Mr. Lagerfeld created the “FF” logo, which represented the concept of “fun fur” (as well as Fendi), then began shaving, dyeing, sculpting and otherwise transforming the material, as well as introducing skins such as high fashion mole, rabbit and squirrel.
His work on the runway was equally experimental, with a wide range of references including Roman roots and Fendi futurism. When LVMH bought the brand in 1999, Mr. Lagerfeld followed suit, eventually creating a “high fur” line (who had even heard of it before?) to accompany ready-to-wear, remaining staunchly pro-fur even as the public mood changed and other brands turned against the idea of wearing animal skins.
In 1982, Mr. Lagerfeld obtained the job that would propel him into the fashion stratosphere: artistic director of Chanel, at the time a brand known mainly for perfumes and bourgeois handbags.

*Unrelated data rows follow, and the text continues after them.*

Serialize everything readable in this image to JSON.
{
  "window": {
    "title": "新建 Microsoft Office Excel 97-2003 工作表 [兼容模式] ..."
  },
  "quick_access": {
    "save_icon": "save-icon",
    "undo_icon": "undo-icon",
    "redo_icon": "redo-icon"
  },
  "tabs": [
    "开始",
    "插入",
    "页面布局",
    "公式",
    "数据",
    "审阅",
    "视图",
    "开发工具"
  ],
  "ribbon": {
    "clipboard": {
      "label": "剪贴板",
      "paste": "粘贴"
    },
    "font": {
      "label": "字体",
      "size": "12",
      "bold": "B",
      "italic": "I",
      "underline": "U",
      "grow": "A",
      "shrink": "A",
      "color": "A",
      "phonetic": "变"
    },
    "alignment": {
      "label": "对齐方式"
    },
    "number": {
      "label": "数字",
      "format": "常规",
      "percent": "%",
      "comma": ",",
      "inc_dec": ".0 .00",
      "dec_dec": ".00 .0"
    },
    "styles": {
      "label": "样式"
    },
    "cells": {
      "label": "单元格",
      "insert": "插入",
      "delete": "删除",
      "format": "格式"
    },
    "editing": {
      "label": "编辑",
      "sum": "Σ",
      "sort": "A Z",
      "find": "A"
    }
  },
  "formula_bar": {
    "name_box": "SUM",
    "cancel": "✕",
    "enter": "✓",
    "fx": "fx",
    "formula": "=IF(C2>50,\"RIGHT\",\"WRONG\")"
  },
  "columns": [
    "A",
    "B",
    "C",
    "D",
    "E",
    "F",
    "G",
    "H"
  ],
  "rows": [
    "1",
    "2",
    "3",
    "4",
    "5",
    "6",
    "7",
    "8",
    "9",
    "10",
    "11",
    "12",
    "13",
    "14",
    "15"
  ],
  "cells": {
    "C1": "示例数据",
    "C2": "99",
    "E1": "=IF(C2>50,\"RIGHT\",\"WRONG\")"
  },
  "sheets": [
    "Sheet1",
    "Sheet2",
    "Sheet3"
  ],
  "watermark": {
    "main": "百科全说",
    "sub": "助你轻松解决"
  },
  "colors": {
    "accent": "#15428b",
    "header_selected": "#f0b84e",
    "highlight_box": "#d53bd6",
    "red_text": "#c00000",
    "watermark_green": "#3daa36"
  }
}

Taking an approach he summed up in highly questionable terms (“Chanel is an institution, and you have to treat an institution like a bitch – and then you get something out of it”), he revives a moribund brand, offering a model for the industry that is still in place today.
Taking classic Chanel iconography – the camellia, the pearls, the Maltese cross, the curly suit – with a heavy dose of irony and irreverence, he succeeded in making the brand a pop culture phenomenon, a symbol of classicism and a financial juggernaut. He helped create and popularize the traveling fashion show, taking his runway to Salzburg, Edinburgh, Shanghai and Havana; imagined sets of viral tracks like an iceberg (sculpted from parts of a Swedish glacier), a supermarket and a rocket (which actually took off); made mini-movies with Nicole Kidman and Kristen Stewart; and ultimately helped lift the brand’s annual sales to $11 billion.

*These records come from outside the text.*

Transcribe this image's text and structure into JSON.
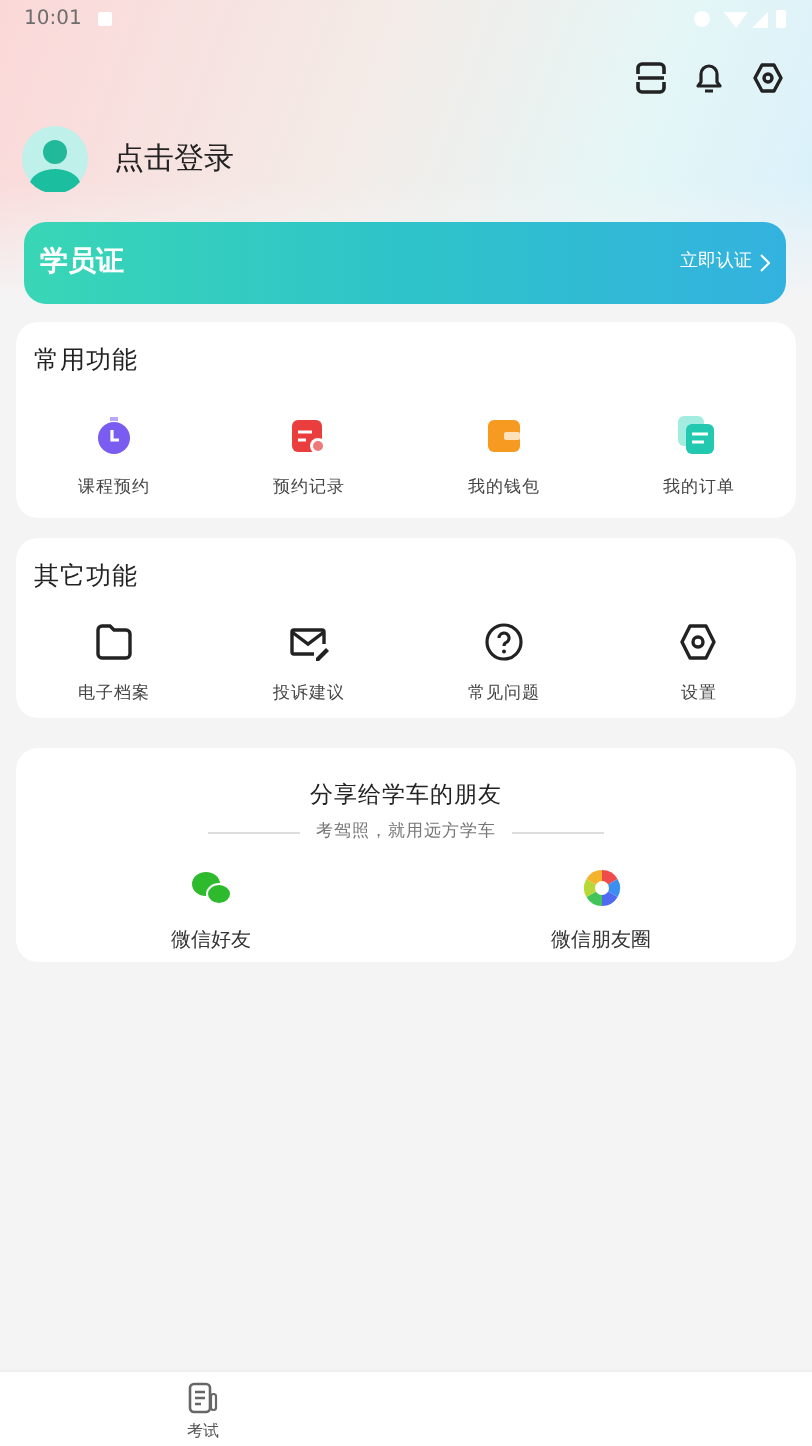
{
  "status_bar": {
    "time": "10:01"
  },
  "profile": {
    "login_text": "点击登录"
  },
  "student_card": {
    "title": "学员证",
    "action": "立即认证"
  },
  "common_functions": {
    "title": "常用功能",
    "items": [
      {
        "label": "课程预约"
      },
      {
        "label": "预约记录"
      },
      {
        "label": "我的钱包"
      },
      {
        "label": "我的订单"
      }
    ]
  },
  "other_functions": {
    "title": "其它功能",
    "items": [
      {
        "label": "电子档案"
      },
      {
        "label": "投诉建议"
      },
      {
        "label": "常见问题"
      },
      {
        "label": "设置"
      }
    ]
  },
  "share": {
    "title": "分享给学车的朋友",
    "subtitle": "考驾照，就用远方学车",
    "targets": [
      {
        "label": "微信好友"
      },
      {
        "label": "微信朋友圈"
      }
    ]
  },
  "bottom_nav": [
    {
      "label": "考试"
    }
  ]
}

Perhaps tired of working in style vernaculars established by others, in 1984 Mr. Lagerfeld founded his own namesake line. Although she would never attain the size or fame of Chanel or Fendi, and although she underwent many ownership changes, Lagerfeld, the brand, reflected her personal style more closely than any of her other brands. Imagine rock ‘n’ roll couture with a Teutonic twist, filtered through a monochromatic lens, and you’ll get the idea.
In 2004, Mr. Lagerfeld became the first couture designer to collaborate with a mainstream brand when he signed on to create an H&M collection. The fashion world was first shocked, then intrigued, and after the range of black suits, portrait t-shirts and Karl-style LBDs sold out in seconds, a whole new genre and approach were born.
Anna Grace Lee And Callie Holterman contributed report.